#### What to work on:
The lines to return are those from the line holding "Decode this image" through the last line of the entries below, both included, written exactly and without pictures.

[Entries taken from a collection]
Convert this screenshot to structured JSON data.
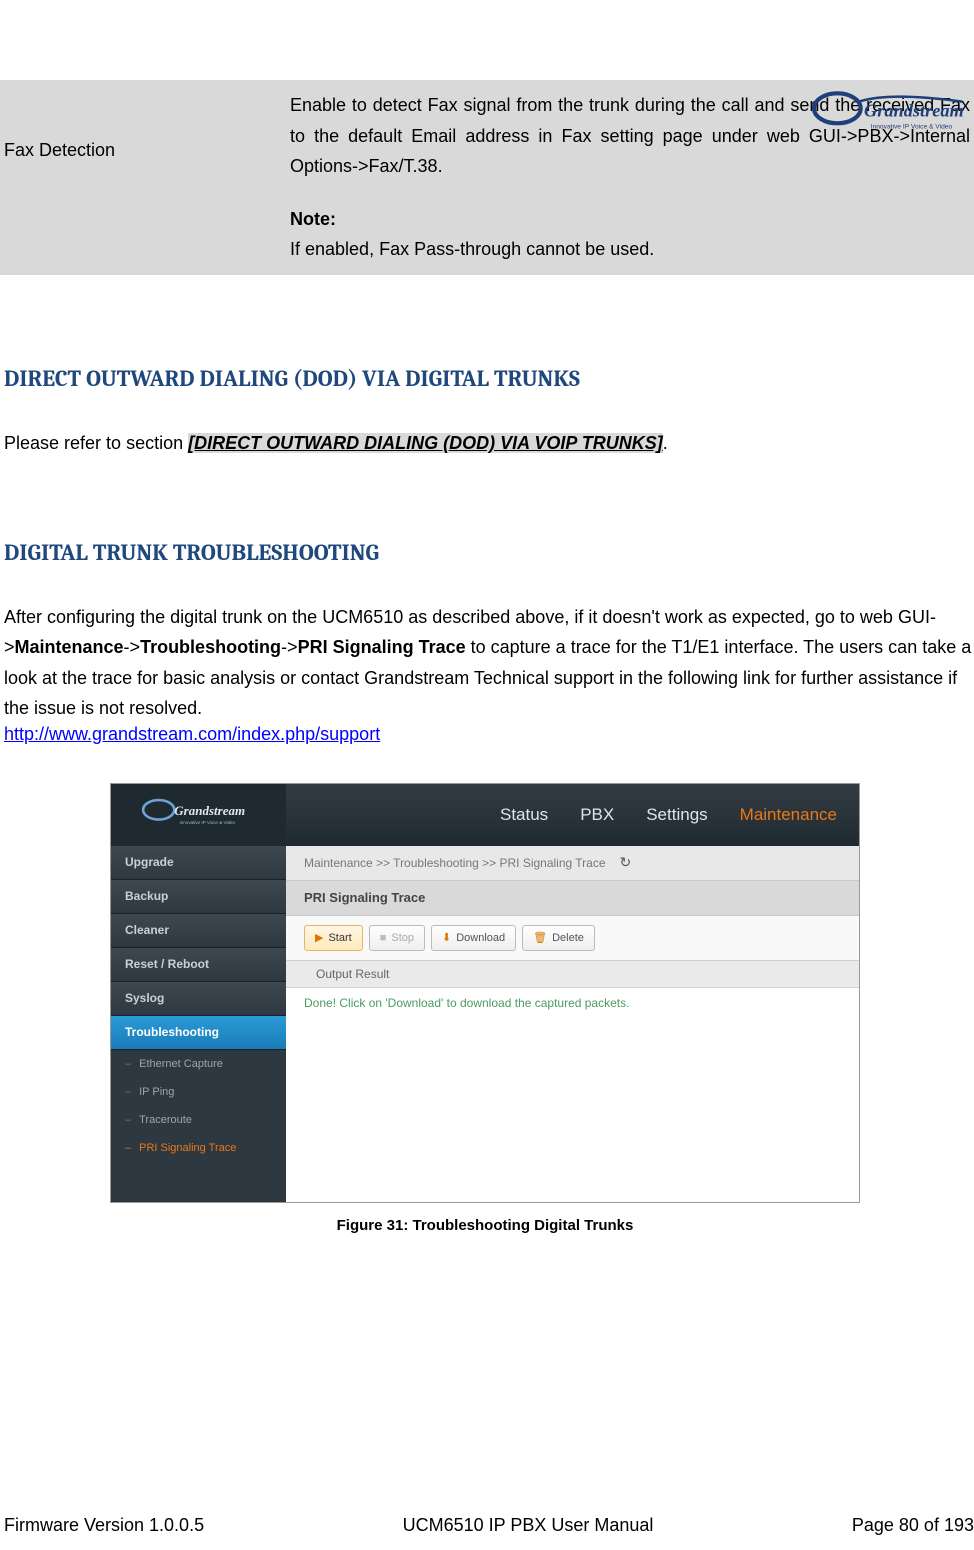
{
  "logo": {
    "brand": "Grandstream",
    "tagline": "Innovative IP Voice & Video"
  },
  "table": {
    "left": "Fax Detection",
    "right_p1": "Enable to detect Fax signal from the trunk during the call and send the received Fax to the default Email address in Fax setting page under web GUI->PBX->Internal Options->Fax/T.38.",
    "note_label": "Note:",
    "note_body": "If enabled, Fax Pass-through cannot be used."
  },
  "heading1": "DIRECT OUTWARD DIALING (DOD) VIA DIGITAL TRUNKS",
  "p1_prefix": "Please refer to section ",
  "p1_link": "[DIRECT OUTWARD DIALING (DOD) VIA VOIP TRUNKS]",
  "p1_suffix": ".",
  "heading2": "DIGITAL TRUNK TROUBLESHOOTING",
  "p2_a": "After configuring the digital trunk on the UCM6510 as described above, if it doesn't work as expected, go to web GUI->",
  "p2_b": "Maintenance",
  "p2_c": "->",
  "p2_d": "Troubleshooting",
  "p2_e": "->",
  "p2_f": "PRI Signaling Trace",
  "p2_g": " to capture a trace for the T1/E1 interface. The users can take a look at the trace for basic analysis or contact Grandstream Technical support in the following link for further assistance if the issue is not resolved.",
  "url": "http://www.grandstream.com/index.php/support",
  "screenshot": {
    "topnav": [
      "Status",
      "PBX",
      "Settings",
      "Maintenance"
    ],
    "topnav_active": 3,
    "sidebar": [
      "Upgrade",
      "Backup",
      "Cleaner",
      "Reset / Reboot",
      "Syslog",
      "Troubleshooting"
    ],
    "sidebar_active": 5,
    "subitems": [
      "Ethernet Capture",
      "IP Ping",
      "Traceroute",
      "PRI Signaling Trace"
    ],
    "subitem_active": 3,
    "breadcrumb": "Maintenance >> Troubleshooting >> PRI Signaling Trace",
    "panel_title": "PRI Signaling Trace",
    "buttons": {
      "start": "Start",
      "stop": "Stop",
      "download": "Download",
      "delete": "Delete"
    },
    "output_header": "Output Result",
    "output_body": "Done! Click on 'Download' to download the captured packets."
  },
  "figure_caption": "Figure 31: Troubleshooting Digital Trunks",
  "footer": {
    "left": "Firmware Version 1.0.0.5",
    "center": "UCM6510 IP PBX User Manual",
    "right": "Page 80 of 193"
  }
}
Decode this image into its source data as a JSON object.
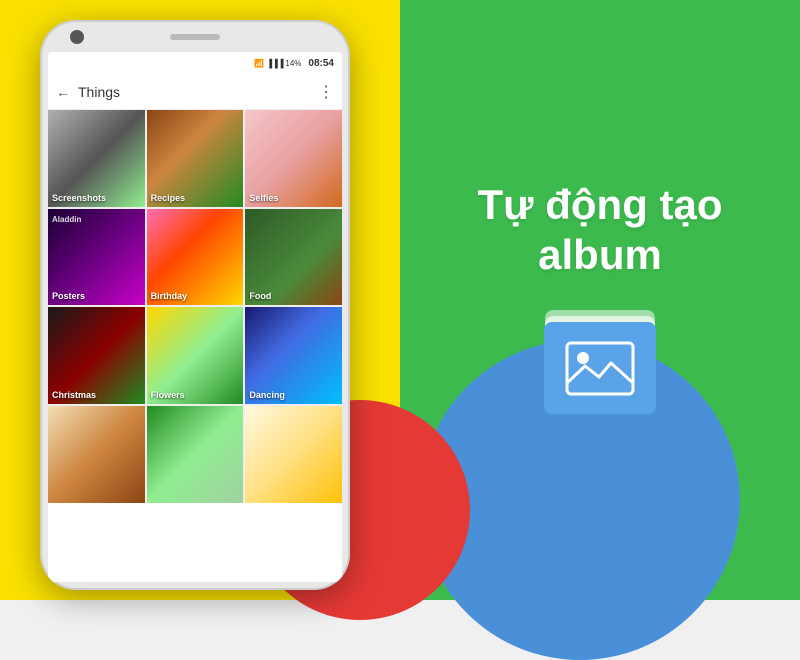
{
  "background": {
    "yellow": "#f9e000",
    "green": "#3dba4e",
    "blue": "#4a90d9",
    "red": "#e53935"
  },
  "phone": {
    "status": {
      "battery": "14%",
      "time": "08:54"
    },
    "header": {
      "title": "Things",
      "back_label": "←",
      "menu_label": "⋮"
    },
    "grid": [
      {
        "id": "screenshots",
        "label": "Screenshots",
        "thumb_class": "thumb-screenshots"
      },
      {
        "id": "recipes",
        "label": "Recipes",
        "thumb_class": "thumb-recipes"
      },
      {
        "id": "selfies",
        "label": "Selfies",
        "thumb_class": "thumb-selfies"
      },
      {
        "id": "posters",
        "label": "Posters",
        "thumb_class": "thumb-posters"
      },
      {
        "id": "birthday",
        "label": "Birthday",
        "thumb_class": "thumb-birthday"
      },
      {
        "id": "food",
        "label": "Food",
        "thumb_class": "thumb-food"
      },
      {
        "id": "christmas",
        "label": "Christmas",
        "thumb_class": "thumb-christmas"
      },
      {
        "id": "flowers",
        "label": "Flowers",
        "thumb_class": "thumb-flowers"
      },
      {
        "id": "dancing",
        "label": "Dancing",
        "thumb_class": "thumb-dancing"
      },
      {
        "id": "row4a",
        "label": "",
        "thumb_class": "thumb-row4a"
      },
      {
        "id": "row4b",
        "label": "",
        "thumb_class": "thumb-row4b"
      },
      {
        "id": "row4c",
        "label": "",
        "thumb_class": "thumb-row4c"
      }
    ]
  },
  "promo": {
    "line1": "Tự động tạo",
    "line2": "album"
  }
}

#### Written response:
Decode this image into its source data as a JSON object.
{
  "background": {
    "yellow": "#f9e000",
    "green": "#3dba4e",
    "blue": "#4a90d9",
    "red": "#e53935"
  },
  "phone": {
    "status": {
      "battery": "14%",
      "time": "08:54"
    },
    "header": {
      "title": "Things",
      "back_label": "←",
      "menu_label": "⋮"
    },
    "grid": [
      {
        "id": "screenshots",
        "label": "Screenshots",
        "thumb_class": "thumb-screenshots"
      },
      {
        "id": "recipes",
        "label": "Recipes",
        "thumb_class": "thumb-recipes"
      },
      {
        "id": "selfies",
        "label": "Selfies",
        "thumb_class": "thumb-selfies"
      },
      {
        "id": "posters",
        "label": "Posters",
        "thumb_class": "thumb-posters"
      },
      {
        "id": "birthday",
        "label": "Birthday",
        "thumb_class": "thumb-birthday"
      },
      {
        "id": "food",
        "label": "Food",
        "thumb_class": "thumb-food"
      },
      {
        "id": "christmas",
        "label": "Christmas",
        "thumb_class": "thumb-christmas"
      },
      {
        "id": "flowers",
        "label": "Flowers",
        "thumb_class": "thumb-flowers"
      },
      {
        "id": "dancing",
        "label": "Dancing",
        "thumb_class": "thumb-dancing"
      },
      {
        "id": "row4a",
        "label": "",
        "thumb_class": "thumb-row4a"
      },
      {
        "id": "row4b",
        "label": "",
        "thumb_class": "thumb-row4b"
      },
      {
        "id": "row4c",
        "label": "",
        "thumb_class": "thumb-row4c"
      }
    ]
  },
  "promo": {
    "line1": "Tự động tạo",
    "line2": "album"
  }
}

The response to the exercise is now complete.